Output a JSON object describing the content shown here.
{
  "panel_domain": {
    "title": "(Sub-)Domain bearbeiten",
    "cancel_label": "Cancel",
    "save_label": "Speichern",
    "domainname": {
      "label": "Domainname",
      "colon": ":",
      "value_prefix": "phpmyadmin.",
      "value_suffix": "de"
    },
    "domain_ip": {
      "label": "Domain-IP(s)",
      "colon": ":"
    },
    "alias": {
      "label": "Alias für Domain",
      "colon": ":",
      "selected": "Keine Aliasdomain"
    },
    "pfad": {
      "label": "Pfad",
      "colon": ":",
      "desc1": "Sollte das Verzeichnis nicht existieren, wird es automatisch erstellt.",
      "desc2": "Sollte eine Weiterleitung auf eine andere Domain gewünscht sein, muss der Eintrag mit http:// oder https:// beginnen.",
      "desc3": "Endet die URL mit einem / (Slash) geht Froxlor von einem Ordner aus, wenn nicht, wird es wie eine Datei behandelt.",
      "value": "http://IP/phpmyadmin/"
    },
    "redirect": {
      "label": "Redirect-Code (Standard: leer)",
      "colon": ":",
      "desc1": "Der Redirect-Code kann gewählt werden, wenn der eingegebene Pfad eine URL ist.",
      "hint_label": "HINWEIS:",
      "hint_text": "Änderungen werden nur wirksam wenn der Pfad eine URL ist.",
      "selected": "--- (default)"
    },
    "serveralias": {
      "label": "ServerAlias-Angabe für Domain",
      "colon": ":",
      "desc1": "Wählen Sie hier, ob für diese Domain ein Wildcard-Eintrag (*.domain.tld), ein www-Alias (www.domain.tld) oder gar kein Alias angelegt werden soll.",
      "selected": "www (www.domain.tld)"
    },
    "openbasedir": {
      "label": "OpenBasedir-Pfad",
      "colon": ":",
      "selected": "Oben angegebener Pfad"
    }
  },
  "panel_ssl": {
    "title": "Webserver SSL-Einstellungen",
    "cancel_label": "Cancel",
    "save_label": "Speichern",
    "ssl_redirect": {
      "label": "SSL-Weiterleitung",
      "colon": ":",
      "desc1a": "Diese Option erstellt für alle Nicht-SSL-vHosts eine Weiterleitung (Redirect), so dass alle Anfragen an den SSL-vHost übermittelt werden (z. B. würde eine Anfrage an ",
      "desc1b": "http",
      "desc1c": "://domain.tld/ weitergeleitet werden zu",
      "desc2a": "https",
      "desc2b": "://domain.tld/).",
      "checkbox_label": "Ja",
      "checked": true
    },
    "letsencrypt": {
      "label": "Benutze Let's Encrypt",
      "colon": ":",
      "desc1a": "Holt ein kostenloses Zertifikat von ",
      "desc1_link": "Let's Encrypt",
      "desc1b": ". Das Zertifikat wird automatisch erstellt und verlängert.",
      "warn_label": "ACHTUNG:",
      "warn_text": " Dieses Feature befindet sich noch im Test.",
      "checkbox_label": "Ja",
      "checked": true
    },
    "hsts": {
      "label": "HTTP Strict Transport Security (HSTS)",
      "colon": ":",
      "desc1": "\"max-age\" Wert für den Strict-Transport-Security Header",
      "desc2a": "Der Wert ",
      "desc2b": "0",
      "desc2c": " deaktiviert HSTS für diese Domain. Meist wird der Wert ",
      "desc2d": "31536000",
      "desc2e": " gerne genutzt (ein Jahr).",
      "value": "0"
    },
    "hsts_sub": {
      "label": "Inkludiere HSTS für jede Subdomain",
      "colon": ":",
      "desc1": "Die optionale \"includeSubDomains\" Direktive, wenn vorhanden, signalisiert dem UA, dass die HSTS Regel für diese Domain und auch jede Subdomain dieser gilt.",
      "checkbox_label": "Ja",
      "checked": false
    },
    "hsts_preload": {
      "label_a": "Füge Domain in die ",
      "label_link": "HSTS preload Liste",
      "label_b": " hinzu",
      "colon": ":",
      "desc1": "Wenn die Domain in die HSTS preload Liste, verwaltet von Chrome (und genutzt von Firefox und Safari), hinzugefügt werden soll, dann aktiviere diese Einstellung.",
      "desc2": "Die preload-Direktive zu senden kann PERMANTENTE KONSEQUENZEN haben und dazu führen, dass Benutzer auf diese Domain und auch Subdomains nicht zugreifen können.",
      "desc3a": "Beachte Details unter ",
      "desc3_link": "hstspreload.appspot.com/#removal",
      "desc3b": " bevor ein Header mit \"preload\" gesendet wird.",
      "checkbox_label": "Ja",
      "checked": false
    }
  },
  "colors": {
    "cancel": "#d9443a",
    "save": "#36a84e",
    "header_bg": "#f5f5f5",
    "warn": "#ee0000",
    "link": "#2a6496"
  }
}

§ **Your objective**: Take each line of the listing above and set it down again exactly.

§ **Answer box**:
Output a JSON object describing the content shown here.
{
  "panel_domain": {
    "title": "(Sub-)Domain bearbeiten",
    "cancel_label": "Cancel",
    "save_label": "Speichern",
    "domainname": {
      "label": "Domainname",
      "colon": ":",
      "value_prefix": "phpmyadmin.",
      "value_suffix": "de"
    },
    "domain_ip": {
      "label": "Domain-IP(s)",
      "colon": ":"
    },
    "alias": {
      "label": "Alias für Domain",
      "colon": ":",
      "selected": "Keine Aliasdomain"
    },
    "pfad": {
      "label": "Pfad",
      "colon": ":",
      "desc1": "Sollte das Verzeichnis nicht existieren, wird es automatisch erstellt.",
      "desc2": "Sollte eine Weiterleitung auf eine andere Domain gewünscht sein, muss der Eintrag mit http:// oder https:// beginnen.",
      "desc3": "Endet die URL mit einem / (Slash) geht Froxlor von einem Ordner aus, wenn nicht, wird es wie eine Datei behandelt.",
      "value": "http://IP/phpmyadmin/"
    },
    "redirect": {
      "label": "Redirect-Code (Standard: leer)",
      "colon": ":",
      "desc1": "Der Redirect-Code kann gewählt werden, wenn der eingegebene Pfad eine URL ist.",
      "hint_label": "HINWEIS:",
      "hint_text": "Änderungen werden nur wirksam wenn der Pfad eine URL ist.",
      "selected": "--- (default)"
    },
    "serveralias": {
      "label": "ServerAlias-Angabe für Domain",
      "colon": ":",
      "desc1": "Wählen Sie hier, ob für diese Domain ein Wildcard-Eintrag (*.domain.tld), ein www-Alias (www.domain.tld) oder gar kein Alias angelegt werden soll.",
      "selected": "www (www.domain.tld)"
    },
    "openbasedir": {
      "label": "OpenBasedir-Pfad",
      "colon": ":",
      "selected": "Oben angegebener Pfad"
    }
  },
  "panel_ssl": {
    "title": "Webserver SSL-Einstellungen",
    "cancel_label": "Cancel",
    "save_label": "Speichern",
    "ssl_redirect": {
      "label": "SSL-Weiterleitung",
      "colon": ":",
      "desc1a": "Diese Option erstellt für alle Nicht-SSL-vHosts eine Weiterleitung (Redirect), so dass alle Anfragen an den SSL-vHost übermittelt werden (z. B. würde eine Anfrage an ",
      "desc1b": "http",
      "desc1c": "://domain.tld/ weitergeleitet werden zu",
      "desc2a": "https",
      "desc2b": "://domain.tld/).",
      "checkbox_label": "Ja",
      "checked": true
    },
    "letsencrypt": {
      "label": "Benutze Let's Encrypt",
      "colon": ":",
      "desc1a": "Holt ein kostenloses Zertifikat von ",
      "desc1_link": "Let's Encrypt",
      "desc1b": ". Das Zertifikat wird automatisch erstellt und verlängert.",
      "warn_label": "ACHTUNG:",
      "warn_text": " Dieses Feature befindet sich noch im Test.",
      "checkbox_label": "Ja",
      "checked": true
    },
    "hsts": {
      "label": "HTTP Strict Transport Security (HSTS)",
      "colon": ":",
      "desc1": "\"max-age\" Wert für den Strict-Transport-Security Header",
      "desc2a": "Der Wert ",
      "desc2b": "0",
      "desc2c": " deaktiviert HSTS für diese Domain. Meist wird der Wert ",
      "desc2d": "31536000",
      "desc2e": " gerne genutzt (ein Jahr).",
      "value": "0"
    },
    "hsts_sub": {
      "label": "Inkludiere HSTS für jede Subdomain",
      "colon": ":",
      "desc1": "Die optionale \"includeSubDomains\" Direktive, wenn vorhanden, signalisiert dem UA, dass die HSTS Regel für diese Domain und auch jede Subdomain dieser gilt.",
      "checkbox_label": "Ja",
      "checked": false
    },
    "hsts_preload": {
      "label_a": "Füge Domain in die ",
      "label_link": "HSTS preload Liste",
      "label_b": " hinzu",
      "colon": ":",
      "desc1": "Wenn die Domain in die HSTS preload Liste, verwaltet von Chrome (und genutzt von Firefox und Safari), hinzugefügt werden soll, dann aktiviere diese Einstellung.",
      "desc2": "Die preload-Direktive zu senden kann PERMANTENTE KONSEQUENZEN haben und dazu führen, dass Benutzer auf diese Domain und auch Subdomains nicht zugreifen können.",
      "desc3a": "Beachte Details unter ",
      "desc3_link": "hstspreload.appspot.com/#removal",
      "desc3b": " bevor ein Header mit \"preload\" gesendet wird.",
      "checkbox_label": "Ja",
      "checked": false
    }
  },
  "colors": {
    "cancel": "#d9443a",
    "save": "#36a84e",
    "header_bg": "#f5f5f5",
    "warn": "#ee0000",
    "link": "#2a6496"
  }
}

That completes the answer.